"Overlooked" is, on its launch date (coinciding today with International Women's Day), a collection of 15 obituaries written years after the deaths of their subjects. You've heard of some of them: poet Sylvia Plath, journalist Ida B. Wells, author Charlotte Bronte. Others might be new to you: Olympic champion Margaret Abbott, Chinese revolutionary Qiu Jin, Harlem Renaissance writer Nella Larsen.
In some cases, we can see why they didn't make it to the obituary page when they died. Abbott's Olympic achievement was muddled by history and wasn't really understood at the time of her death in 1955. When Wells died in 1931, the life of a radical black journalist who covered the stories of lynchings wasn't really the kind of story told in a newspaper with a majority-white readership.
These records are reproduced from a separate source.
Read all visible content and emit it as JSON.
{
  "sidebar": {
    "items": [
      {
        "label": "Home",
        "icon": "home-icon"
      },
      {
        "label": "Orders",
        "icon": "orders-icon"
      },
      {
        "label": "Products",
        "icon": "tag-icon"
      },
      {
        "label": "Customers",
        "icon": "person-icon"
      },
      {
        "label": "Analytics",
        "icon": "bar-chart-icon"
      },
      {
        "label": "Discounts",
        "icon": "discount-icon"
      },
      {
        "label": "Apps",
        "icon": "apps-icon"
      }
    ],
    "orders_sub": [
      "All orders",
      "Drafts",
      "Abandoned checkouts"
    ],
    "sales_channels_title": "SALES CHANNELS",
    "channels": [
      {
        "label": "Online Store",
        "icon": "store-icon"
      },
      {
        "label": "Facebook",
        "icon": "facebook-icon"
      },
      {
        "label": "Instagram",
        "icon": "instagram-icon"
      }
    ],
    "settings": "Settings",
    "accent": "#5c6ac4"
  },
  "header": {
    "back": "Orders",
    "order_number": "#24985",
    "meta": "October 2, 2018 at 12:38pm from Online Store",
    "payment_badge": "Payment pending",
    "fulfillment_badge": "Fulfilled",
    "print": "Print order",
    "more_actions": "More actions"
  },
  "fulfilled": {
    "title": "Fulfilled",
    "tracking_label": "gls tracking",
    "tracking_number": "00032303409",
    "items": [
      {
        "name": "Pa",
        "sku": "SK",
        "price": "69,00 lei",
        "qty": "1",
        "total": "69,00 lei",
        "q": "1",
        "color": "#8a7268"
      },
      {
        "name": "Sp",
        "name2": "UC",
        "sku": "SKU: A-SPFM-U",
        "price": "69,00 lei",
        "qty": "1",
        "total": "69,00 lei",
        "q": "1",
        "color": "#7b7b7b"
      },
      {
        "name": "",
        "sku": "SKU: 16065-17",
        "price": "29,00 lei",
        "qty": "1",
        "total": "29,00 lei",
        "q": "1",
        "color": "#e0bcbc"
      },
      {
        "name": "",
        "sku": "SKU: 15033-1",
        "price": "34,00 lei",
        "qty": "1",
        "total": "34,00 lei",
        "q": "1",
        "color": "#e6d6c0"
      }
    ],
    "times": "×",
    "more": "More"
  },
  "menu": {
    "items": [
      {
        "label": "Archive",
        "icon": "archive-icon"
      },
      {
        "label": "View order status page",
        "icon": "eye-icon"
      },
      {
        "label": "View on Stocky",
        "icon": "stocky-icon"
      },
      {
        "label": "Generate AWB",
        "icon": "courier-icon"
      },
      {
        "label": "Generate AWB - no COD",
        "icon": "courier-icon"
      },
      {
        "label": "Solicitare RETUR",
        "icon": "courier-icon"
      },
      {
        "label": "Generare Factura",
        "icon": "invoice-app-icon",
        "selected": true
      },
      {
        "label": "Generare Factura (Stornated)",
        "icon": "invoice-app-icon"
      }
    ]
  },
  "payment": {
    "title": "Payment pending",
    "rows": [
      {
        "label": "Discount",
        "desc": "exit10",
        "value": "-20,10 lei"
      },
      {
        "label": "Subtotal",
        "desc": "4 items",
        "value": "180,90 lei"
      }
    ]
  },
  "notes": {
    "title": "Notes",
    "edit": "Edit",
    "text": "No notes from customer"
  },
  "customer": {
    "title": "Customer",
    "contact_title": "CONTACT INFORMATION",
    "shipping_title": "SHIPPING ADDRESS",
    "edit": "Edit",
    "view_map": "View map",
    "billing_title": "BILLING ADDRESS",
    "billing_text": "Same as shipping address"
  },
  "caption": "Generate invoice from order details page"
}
But Plath was an established poet — not wildly famous, but notable, and married to the even better known poet Ted Hughes. Her most famous works weren't published until after her death, but she was a familiar name in literary circles. And Bronte was most definitely successful during her lifetime — her classic novel "Jane Eyre" was an instant success when she wrote it, eight years before her death.
It took more than literary success, apparently, for a woman's death to be covered in the New York Times in 1855, or even more than a century later when Plath died in 1963.
Today, an author of a recent best-seller would most likely be covered in the obituaries, regardless of race or gender. Notable women in all categories are finding their way to the obituary page more frequently than they once did. And yet the creators of the "Overlooked" project note that "even in the last two years, just over one in five of our subjects were female." That's reflected on the obituary page today, March 8, when all of the obituaries for recent deaths — those above the fold — commemorate men. Drop down to the next five most recent obituaries and you'll see four more men (all white) and just one woman.
The New York Times isn't solely to blame for this phenomenon; it's not unique to any one news organization. Even Legacy's own Celebrity Deaths section has sometimes had a tendency to reflect that outdated disproportion. That's because it ultimately comes down to the frustratingly limited way in which the idea of "newsworthiness" has long been defined in American culture.
But as the world continues to evolve, the obituary pages will evolve too. And our shared understanding of history and humanity will be the richer for it.
"Overlooked" isn't a one-day phenomenon: The Times plans to continue to add to it for several months, at least. And the editors are asking for your input. If you think of a notable woman who should have been covered by the Times's obituarists when she died and wasn't, you can submit her name for consideration. She might end up finally getting her due.
Linnea Crowther is Legacy's senior writer.